Horses graze in the bottom pasture, nudging tufts of grass with the spongy tips of their noses. All whiskers, teeth, and chewing, they pull the verdant prairie grass from dark moist earth and chew methodically, grazing across a warm sunny acre through a day.
Do they know that atop the hill, the one who kept watch over them has left the loam behind? While they rose from green earth at dawn, the spirit of their keeper departed in silence. In the dark of night he took his last breath and with that final inhalation left a life on an earth he’d loved so much; breathless to enter heaven in perfect form.
He was a boy in the great depression when food was scarce and family was stretched thin.
He was a man too young to go to war and too schooled to stay behind.
He was a husband and father who tried to find his way through heartache to happiness.
We met him long after the ebb and flow that left deep wrinkles in his skin, kid-like wonder in his eyes, legs useless, adrift from his spine.

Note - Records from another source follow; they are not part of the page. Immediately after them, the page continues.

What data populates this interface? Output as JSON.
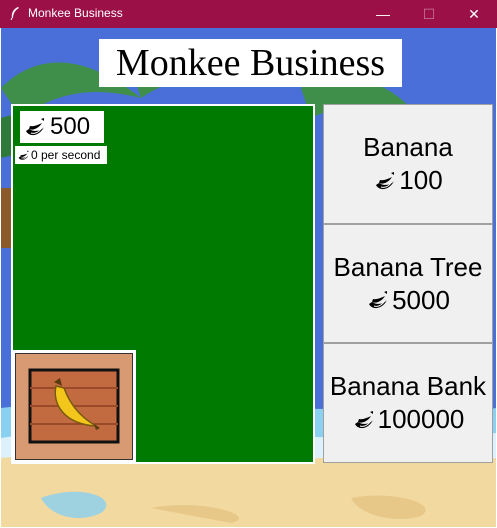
{
  "window": {
    "title": "Monkee Business",
    "minimize_glyph": "—",
    "maximize_glyph": "☐",
    "close_glyph": "✕",
    "titlebar_color": "#9c1048"
  },
  "game": {
    "title": "Monkee Business",
    "balance": "500",
    "rate": "0 per second",
    "banana_icon": "banana-icon",
    "field_color": "#007a00"
  },
  "shop": {
    "items": [
      {
        "name": "Banana",
        "price": "100"
      },
      {
        "name": "Banana Tree",
        "price": "5000"
      },
      {
        "name": "Banana Bank",
        "price": "100000"
      }
    ]
  },
  "colors": {
    "sky": "#4a6fd9",
    "sand": "#f2d9a0",
    "water": "#8ad0f0",
    "leaf": "#3f8f4a",
    "crate": "#d89a72",
    "button_face": "#f0f0f0"
  }
}
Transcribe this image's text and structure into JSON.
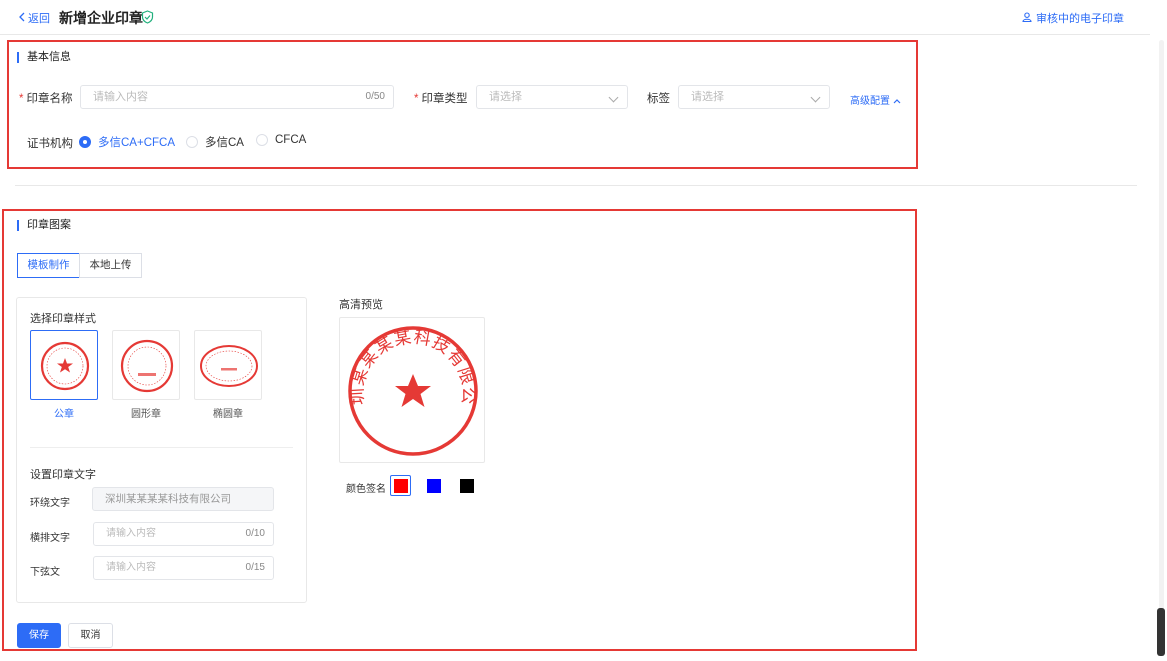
{
  "header": {
    "back_label": "返回",
    "title": "新增企业印章",
    "reviewing_link": "审核中的电子印章"
  },
  "basic_info": {
    "section_title": "基本信息",
    "seal_name": {
      "label": "印章名称",
      "placeholder": "请输入内容",
      "counter": "0/50"
    },
    "seal_type": {
      "label": "印章类型",
      "placeholder": "请选择"
    },
    "tag": {
      "label": "标签",
      "placeholder": "请选择"
    },
    "advanced_label": "高级配置",
    "cert_authority": {
      "label": "证书机构",
      "options": [
        {
          "label": "多信CA+CFCA",
          "selected": true
        },
        {
          "label": "多信CA",
          "selected": false
        },
        {
          "label": "CFCA",
          "selected": false
        }
      ]
    }
  },
  "seal_pattern": {
    "section_title": "印章图案",
    "tabs": [
      {
        "label": "模板制作",
        "active": true
      },
      {
        "label": "本地上传",
        "active": false
      }
    ],
    "select_style_title": "选择印章样式",
    "styles": [
      {
        "label": "公章",
        "selected": true
      },
      {
        "label": "圆形章",
        "selected": false
      },
      {
        "label": "椭圆章",
        "selected": false
      }
    ],
    "set_text_title": "设置印章文字",
    "ring_text": {
      "label": "环绕文字",
      "value": "深圳某某某某科技有限公司"
    },
    "horizontal_text": {
      "label": "横排文字",
      "placeholder": "请输入内容",
      "counter": "0/10"
    },
    "bottom_text": {
      "label": "下弦文",
      "placeholder": "请输入内容",
      "counter": "0/15"
    },
    "preview_title": "高清预览",
    "preview_text": "深圳某某某某科技有限公司",
    "color_label": "颜色签名",
    "colors": [
      "#ff0000",
      "#0000ff",
      "#000000"
    ],
    "selected_color": "#ff0000"
  },
  "actions": {
    "save_label": "保存",
    "cancel_label": "取消"
  }
}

We could not say we knew him when or then…there was only now.
Now was quite remarkable.
Full of story and vim, he saw humor in chaos and laughter in the anarchy of a body unwilling to cooperate with aging.
Tinkerer, fixer, mender, listener, never paralyzed.
Never one to say look at me, look after me, or leave me be.
He left earth in sleep, taking nothing with him but goodbye.
And what is to cease breathing
But to free the breath from its restless tides,
That it may rise and expand
And seek God unencumbered?
Only when you drink from the river of silence
Shall you indeed sing.
And when you have reached the mountain top,
Then you shall begin to climb.
And when the earth shall claim your limbs,
Then shall you truly dance.